When and how?
"We focused on midlife, a critical time for determining who experiences accelerated aging," explains senior author Jasmeet Hayes, an associate professor of psychology at The Ohio State University. "Stress significantly contributes to negative health outcomes as we age, and stress management is one modifiable factor everyone can incorporate into their daily lives without needing medical intervention."
The research, published in Brain, Behavior, and Immunity - Health, delves into the understudied role of inflammation in the stress-metabolic syndrome connection. People with metabolic syndrome have at least three of five risk factors for heart disease, diabetes, and other issues, including excess belly fat, high blood pressure, low HDL cholesterol, high fasting blood glucose, and high triglycerides.
Using data from 648 participants in the Midlife in the United States survey, lead author Savana Jurgens, a psychology graduate student in Hayes' lab, built a statistical model to assess how inflammation bridges the gap between stress and metabolic syndrome. The analysis considered respondents' reported stress levels, inflammatory blood biomarkers, and physical exam results indicating metabolic syndrome risk factors.
'Rarely are all these pieces put together'
"Few studies have examined all three of these variables simultaneously," Jurgens notes. "While research suggests stress links to inflammation, inflammation to metabolic syndrome, and stress to metabolic syndrome, rarely are all these pieces put together."
The model included inflammation composite scores based on well-known biomarkers like IL-6 and C-reactive protein, along with E-selectin, ICAM-1 (both involved in white blood cell recruitment during inflammation), and fibrinogen (crucial for blood clot formation).
The analysis revealed a clear association between stress and metabolic syndrome, with inflammation explaining a whopping 61.5% of this connection.
"While perceived stress has a small direct effect on metabolic syndrome, inflammation plays a major role," Jurgens explains.
These findings make sense, as stress is just one of many factors that can disrupt health markers.
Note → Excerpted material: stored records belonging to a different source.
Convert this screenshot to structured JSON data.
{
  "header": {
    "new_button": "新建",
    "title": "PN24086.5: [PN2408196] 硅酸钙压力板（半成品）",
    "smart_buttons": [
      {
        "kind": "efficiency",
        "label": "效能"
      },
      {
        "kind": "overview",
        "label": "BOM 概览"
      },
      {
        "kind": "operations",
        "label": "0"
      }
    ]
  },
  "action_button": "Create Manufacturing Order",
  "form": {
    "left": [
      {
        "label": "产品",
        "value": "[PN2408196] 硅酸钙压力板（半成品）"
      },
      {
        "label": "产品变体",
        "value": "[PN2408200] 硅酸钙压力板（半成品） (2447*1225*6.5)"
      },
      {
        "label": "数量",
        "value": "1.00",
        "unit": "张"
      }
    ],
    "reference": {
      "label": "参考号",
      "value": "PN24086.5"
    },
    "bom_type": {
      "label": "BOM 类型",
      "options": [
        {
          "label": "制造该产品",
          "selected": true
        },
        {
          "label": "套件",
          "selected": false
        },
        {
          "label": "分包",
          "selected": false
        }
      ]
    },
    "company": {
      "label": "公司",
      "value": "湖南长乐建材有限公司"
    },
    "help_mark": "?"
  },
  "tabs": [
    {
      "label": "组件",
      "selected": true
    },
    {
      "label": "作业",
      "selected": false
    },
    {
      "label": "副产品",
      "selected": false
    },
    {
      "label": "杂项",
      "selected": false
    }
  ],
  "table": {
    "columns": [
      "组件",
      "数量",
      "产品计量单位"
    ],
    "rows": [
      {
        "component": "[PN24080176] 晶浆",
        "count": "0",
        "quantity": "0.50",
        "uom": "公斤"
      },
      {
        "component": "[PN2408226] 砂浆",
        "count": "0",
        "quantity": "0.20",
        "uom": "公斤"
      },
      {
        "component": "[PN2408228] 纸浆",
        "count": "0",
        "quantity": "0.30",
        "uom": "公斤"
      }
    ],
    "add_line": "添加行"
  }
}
Inactivity, unhealthy eating, smoking, poor sleep, low socioeconomic status, advanced age, and being female are other contributing factors.
However, with an estimated one in three American adults having metabolic syndrome, understanding how to manage or prevent it becomes crucial. This study adds to the growing body of evidence highlighting the significant impact of stress and its connection to inflammation on overall health.
"Stress is often viewed solely as a mental health issue, but its effects are far-reaching, with real physical consequences like inflammation, metabolic syndrome, and more," Hayes emphasizes. "This research serves as another reminder of the powerful influence stress has on our physical well-being."